Louise Fowler-Smith

The Importance of Cross-Disciplinary Collaboration in Education and beyond for the Future of our Environment

Abstract:

Over the last twenty years, a number of projects have developed from collaborations between artists, architects, landscape designers, curators, engineers, scientists and communities that involve the remediation of land that has become environmentally depleted. This has given rise to a confluence of art, technology and social engagement, and could be considered a new form of multidisciplinary practice.

My paper addresses the sub theme of “Creative collaboration across and between disciplines, institutions and frameworks”, by discussing a cross disciplinary course that I have written and teach that focuses on the Environment, and which has led to a cross disciplinary Linkage Grant to remediate former mine sites.

Art & the Environment- Studies in the Field  brings together students studying fine arts, design, media arts, architecture, engineering, science and environmental humanities. The course focuses on perceptions of land and encourages cross-disciplinary interaction and creative thinking. Students respond to a range of environmental problems by physically interacting with a large area of land I have called the ‘Creative Laboratory’ at UNSW Fowlers Gap and complete the course with an exhibition in Sydney.

The ARC Grant, titled ‘Transforming derelict mine sites via collaborative partnerships: Combining community and creative practice with science and technology’ is a collaboration between Art, Science. Mining engineering, Landscape Architecture and Architecture that will develop and test a novel approach to engage communities in transformation of derelict mine sites.

Download The Importance of Cross-Disciplinary Collaboration in Education and beyond for the Future of our Environment (1.32 MB)

Louise Fowler-Smith:

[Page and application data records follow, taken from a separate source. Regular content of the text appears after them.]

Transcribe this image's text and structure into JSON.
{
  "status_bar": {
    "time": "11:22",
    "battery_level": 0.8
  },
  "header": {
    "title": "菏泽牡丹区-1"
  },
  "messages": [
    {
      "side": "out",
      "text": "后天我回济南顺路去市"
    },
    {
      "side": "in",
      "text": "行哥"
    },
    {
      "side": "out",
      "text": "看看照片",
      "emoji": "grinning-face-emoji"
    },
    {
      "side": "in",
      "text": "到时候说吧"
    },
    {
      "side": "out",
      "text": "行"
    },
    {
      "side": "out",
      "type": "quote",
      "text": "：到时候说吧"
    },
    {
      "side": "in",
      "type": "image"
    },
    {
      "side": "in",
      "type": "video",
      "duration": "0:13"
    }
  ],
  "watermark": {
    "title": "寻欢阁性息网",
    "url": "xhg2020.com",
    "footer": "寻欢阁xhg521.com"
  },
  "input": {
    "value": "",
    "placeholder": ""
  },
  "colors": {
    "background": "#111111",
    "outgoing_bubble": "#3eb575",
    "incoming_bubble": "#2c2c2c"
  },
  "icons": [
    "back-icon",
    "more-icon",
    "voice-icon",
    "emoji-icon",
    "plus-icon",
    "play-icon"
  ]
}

Louise Fowler-Smith is an artist and Senior Lecturer at UNSW Art & Design. As Director of the Imaging the Land International Research Institute (ILIRI), she is interested in promoting new ways of perceiving the land in the 21st century. She believes that how we perceive and contemplate the land affects how we treat the land. Her teaching focuses on Art and the Environment, bringing together students from multi-disciplines including art, architecture, engineering, environmental management and science, while her most recent gallery based work focuses on the veneration of trees. Her recent ARC Grant application, Transforming derelict mine sites via collaborative partnerships: Combining community and creative practice with science and technology is under consideration.